10th or 11th century AD
earthenware, painted in purplish-black and red slips under a colourless glaze
16.3 x 41cm
A number of examples of this ware decorated with confronted birds, whose elongated bodies appear to be inspired by calligraphic forms, are known. The birds’ bodies are generally inscribed, often with almost illegible phrases that are probably based on the word barakah (‘Blessing’).
The two larger birds on this bowl present a lively variation on the theme of ‘confronted birds’. Here, their elongated bodies point in opposite directions and their heads face backwards, which – together with their long, curved tails – creates a sinuous movement reminiscent of elegant calligraphic strokes. The centre of the bowl, which on many examples of this ware is left empty or accented by a small black dot, has been filled with a small bird with outspread, foliated wings.
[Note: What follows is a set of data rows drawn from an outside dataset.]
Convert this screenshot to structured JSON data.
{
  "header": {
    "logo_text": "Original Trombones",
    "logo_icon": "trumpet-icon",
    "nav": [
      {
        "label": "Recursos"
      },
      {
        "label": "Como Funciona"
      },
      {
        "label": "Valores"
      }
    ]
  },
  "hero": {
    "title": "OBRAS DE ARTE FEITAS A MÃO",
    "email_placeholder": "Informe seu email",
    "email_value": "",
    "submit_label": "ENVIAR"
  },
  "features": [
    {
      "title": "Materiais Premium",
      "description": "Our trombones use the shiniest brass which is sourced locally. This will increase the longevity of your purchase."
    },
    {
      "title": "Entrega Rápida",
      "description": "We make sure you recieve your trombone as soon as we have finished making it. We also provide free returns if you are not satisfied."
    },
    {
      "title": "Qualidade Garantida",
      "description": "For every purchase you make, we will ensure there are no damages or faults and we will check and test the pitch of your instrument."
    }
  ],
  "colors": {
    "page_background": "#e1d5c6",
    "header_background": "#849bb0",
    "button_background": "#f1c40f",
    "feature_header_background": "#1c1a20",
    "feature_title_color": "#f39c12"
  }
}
E.J. Grube et al, Cobalt and Lustre. The First Centuries of Islamic Pottery, The Nasser D Khalili Collection of Islamic Art, volume IX, London 1994, cat.80, pp.88–9. J.M. Rogers, The Arts of Islam. Masterpieces from the Khalili Collection, London 2010, cat.43, p.53.